NEW YORK (CNN/Money) -
Oil prices traded sharply lower Monday, briefly taking light crude below $50 on speculation that a U.S. election win for Sen. John Kerry could ease the geopolitical friction that helped fuel this year's record-breaking rally.
Light crude for December delivery fell as low as $49.40 a barrel before settling at $50.13 a barrel, down $1.63, or 3.2 percent. U.S. crude has spent nearly a month above $50, peaking a week ago at $55.67.
In London, Brent lost $1.92, or nearly 4 percent, to close at $47.06 a barrel.
Energy analysts said a win for Kerry in Tuesday's U.S. election could mean lower crude prices than if President Bush is re-elected. Opinion polls put the two neck and neck.
"Under a Kerry administration we'd likely have a much more interventionist SPR (Strategic Petroleum Reserve) policy," said Jamal Qureshi, market analyst at PFC Energy in Washington, D.C.
"And when you look out a bit further, Bush is more likely to be aggressive in the Middle East, particularly in Iran," he said.
The Bush administration continues to add oil to the SPR, despite high prices.
Kerry says he would stop filling the SPR at current prices, to keep more crude on the market. That difference is important for the world oil market now suffering a shortage of light, sweet crude, which makes up about 40 percent of the SPR.
PFC is forecasting an average U.S. crude price of $43 a barrel in 2005 should Kerry win, compared to $48 a barrel in the event Bush triumphs. It sees $52 on average in the first quarter 2005 under Bush compared to $45 under Kerry.
PFC says a Bush win could stoke nervousness about U.S. policies in the oil-producing Middle East, while Kerry is seen as more likely to work through conventional diplomatic channels.
A Kerry victory could also mean more financing for renewable energy sources and could trigger a push for tighter mileage standards for gas-guzzling sport utility vehicles.
The senator backs a 10-year, $30 billion energy package that includes $10 billion to build cleaner coal-fired power plants and $10 billion to help U.S. automakers retool to build more fuel-efficient cars.
Traders also are wary of economic data indicating that higher energy costs are eating into economic performance, curtailing oil-demand growth.
A Reuters survey released on Monday showed growth in manufacturing slowed from the eurozone to Japan in October.
The surveys of manufacturers around the world showed a fall in manufacturing for the eurozone, the world's second-largest economic bloc, signaling the slowest growth in 10 months.

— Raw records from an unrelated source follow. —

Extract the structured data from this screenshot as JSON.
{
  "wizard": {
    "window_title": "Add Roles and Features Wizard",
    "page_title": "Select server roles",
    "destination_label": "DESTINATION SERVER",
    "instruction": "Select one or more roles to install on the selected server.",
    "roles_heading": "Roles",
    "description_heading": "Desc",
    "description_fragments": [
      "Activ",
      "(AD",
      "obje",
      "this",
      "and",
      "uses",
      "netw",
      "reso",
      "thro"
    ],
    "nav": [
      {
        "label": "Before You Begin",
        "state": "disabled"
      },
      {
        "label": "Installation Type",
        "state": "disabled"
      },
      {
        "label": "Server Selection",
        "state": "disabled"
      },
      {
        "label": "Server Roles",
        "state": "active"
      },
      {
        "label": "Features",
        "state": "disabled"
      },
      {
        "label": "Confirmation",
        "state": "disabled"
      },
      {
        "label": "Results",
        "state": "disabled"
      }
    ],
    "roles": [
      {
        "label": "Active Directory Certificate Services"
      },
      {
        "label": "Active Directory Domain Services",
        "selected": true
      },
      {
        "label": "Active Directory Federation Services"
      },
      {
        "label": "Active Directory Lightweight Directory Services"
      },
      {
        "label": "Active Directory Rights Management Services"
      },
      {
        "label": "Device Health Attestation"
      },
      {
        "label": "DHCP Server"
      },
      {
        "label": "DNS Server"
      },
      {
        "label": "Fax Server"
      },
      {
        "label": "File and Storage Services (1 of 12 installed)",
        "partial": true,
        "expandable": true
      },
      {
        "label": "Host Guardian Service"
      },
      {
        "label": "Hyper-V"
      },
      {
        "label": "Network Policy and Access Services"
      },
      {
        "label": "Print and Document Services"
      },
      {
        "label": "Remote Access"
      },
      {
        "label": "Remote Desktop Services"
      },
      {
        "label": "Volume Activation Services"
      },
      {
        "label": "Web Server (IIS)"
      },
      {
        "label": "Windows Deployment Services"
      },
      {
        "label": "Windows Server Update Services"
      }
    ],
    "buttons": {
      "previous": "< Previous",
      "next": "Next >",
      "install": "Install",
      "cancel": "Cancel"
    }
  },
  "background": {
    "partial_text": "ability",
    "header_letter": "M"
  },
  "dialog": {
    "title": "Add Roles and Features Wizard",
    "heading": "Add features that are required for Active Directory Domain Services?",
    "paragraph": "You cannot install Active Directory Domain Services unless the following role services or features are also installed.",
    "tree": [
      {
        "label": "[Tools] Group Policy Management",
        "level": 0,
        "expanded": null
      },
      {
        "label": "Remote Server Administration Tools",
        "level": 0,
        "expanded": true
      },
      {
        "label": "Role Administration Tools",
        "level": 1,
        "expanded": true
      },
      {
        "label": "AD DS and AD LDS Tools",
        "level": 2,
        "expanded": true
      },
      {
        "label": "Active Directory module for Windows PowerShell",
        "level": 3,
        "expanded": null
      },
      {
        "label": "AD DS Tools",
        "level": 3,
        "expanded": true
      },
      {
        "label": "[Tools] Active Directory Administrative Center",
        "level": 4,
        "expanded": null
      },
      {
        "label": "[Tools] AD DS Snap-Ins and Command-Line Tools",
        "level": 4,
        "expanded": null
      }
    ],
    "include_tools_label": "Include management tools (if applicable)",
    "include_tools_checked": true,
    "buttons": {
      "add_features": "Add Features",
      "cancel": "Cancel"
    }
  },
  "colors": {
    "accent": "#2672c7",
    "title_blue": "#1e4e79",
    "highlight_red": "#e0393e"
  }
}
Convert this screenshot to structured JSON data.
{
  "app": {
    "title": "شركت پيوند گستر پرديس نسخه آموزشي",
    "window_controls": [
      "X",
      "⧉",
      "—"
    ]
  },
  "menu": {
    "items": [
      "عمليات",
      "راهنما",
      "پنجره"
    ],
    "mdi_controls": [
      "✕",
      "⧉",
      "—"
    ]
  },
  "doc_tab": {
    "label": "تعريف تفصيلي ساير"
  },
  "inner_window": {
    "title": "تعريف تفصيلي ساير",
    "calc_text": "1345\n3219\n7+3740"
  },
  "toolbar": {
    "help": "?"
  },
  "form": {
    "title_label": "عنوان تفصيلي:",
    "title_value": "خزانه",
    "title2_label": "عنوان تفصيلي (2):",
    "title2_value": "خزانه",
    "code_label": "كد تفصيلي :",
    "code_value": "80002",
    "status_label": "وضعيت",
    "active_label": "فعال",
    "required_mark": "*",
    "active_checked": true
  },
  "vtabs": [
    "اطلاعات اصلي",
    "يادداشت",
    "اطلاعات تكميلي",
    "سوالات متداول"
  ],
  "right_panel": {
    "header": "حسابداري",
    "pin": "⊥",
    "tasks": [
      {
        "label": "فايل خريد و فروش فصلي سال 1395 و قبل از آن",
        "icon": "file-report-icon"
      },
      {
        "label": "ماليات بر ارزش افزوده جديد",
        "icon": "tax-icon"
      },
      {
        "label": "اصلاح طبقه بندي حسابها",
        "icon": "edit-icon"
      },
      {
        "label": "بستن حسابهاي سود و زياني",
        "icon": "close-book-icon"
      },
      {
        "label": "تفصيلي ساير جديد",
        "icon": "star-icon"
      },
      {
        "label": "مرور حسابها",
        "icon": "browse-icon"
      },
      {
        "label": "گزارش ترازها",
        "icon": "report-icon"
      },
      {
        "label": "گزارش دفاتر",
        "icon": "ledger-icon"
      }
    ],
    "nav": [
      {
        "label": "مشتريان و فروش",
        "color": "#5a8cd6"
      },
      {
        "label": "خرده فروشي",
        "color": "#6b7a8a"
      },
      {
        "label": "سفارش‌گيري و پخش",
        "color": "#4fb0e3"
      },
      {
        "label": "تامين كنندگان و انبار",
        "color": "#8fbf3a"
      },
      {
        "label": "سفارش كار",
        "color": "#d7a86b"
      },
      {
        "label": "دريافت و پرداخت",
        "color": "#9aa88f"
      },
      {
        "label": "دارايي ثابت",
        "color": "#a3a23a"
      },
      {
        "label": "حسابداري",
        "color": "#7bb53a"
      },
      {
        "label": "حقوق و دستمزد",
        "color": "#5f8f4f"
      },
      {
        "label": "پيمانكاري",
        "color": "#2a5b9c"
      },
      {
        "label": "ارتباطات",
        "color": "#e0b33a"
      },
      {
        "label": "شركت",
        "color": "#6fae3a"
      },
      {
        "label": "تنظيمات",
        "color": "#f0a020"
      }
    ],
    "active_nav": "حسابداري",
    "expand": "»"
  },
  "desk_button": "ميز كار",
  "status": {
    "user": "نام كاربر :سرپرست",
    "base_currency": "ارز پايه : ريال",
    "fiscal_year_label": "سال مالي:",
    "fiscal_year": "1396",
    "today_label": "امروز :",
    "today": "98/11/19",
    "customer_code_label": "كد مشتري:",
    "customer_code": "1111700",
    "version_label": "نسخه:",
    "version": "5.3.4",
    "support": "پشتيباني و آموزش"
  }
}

"Primarily, we suspect this is an oil price-induced global downturn that is hitting export growth," said Chris Williamson, chief economist at NTC Research, which compiles the data for Reuters. "Secondly, there has been some evidence of demand cooling in China."
China's surprise decision last week to raise interest rates is thought unlikely to have a major impact on fuel demand by the world's second biggest user, partly because retail prices remain heavily subsidized.
Also undermining oil on Monday was last week's improvement in U.S. Gulf of Mexico output from September's Hurricane Ivan. Production rose nearly 100,000 barrels a day (bpd) last week to more than 80 percent of the normal 1.7 million barrels daily.
In addition, producer Shell said on Monday it would delay engineering work on its 150,000 bpd Gulf of Mexico Mars platform from November until the first quarter of 2005.
-- Reuters contributed to the story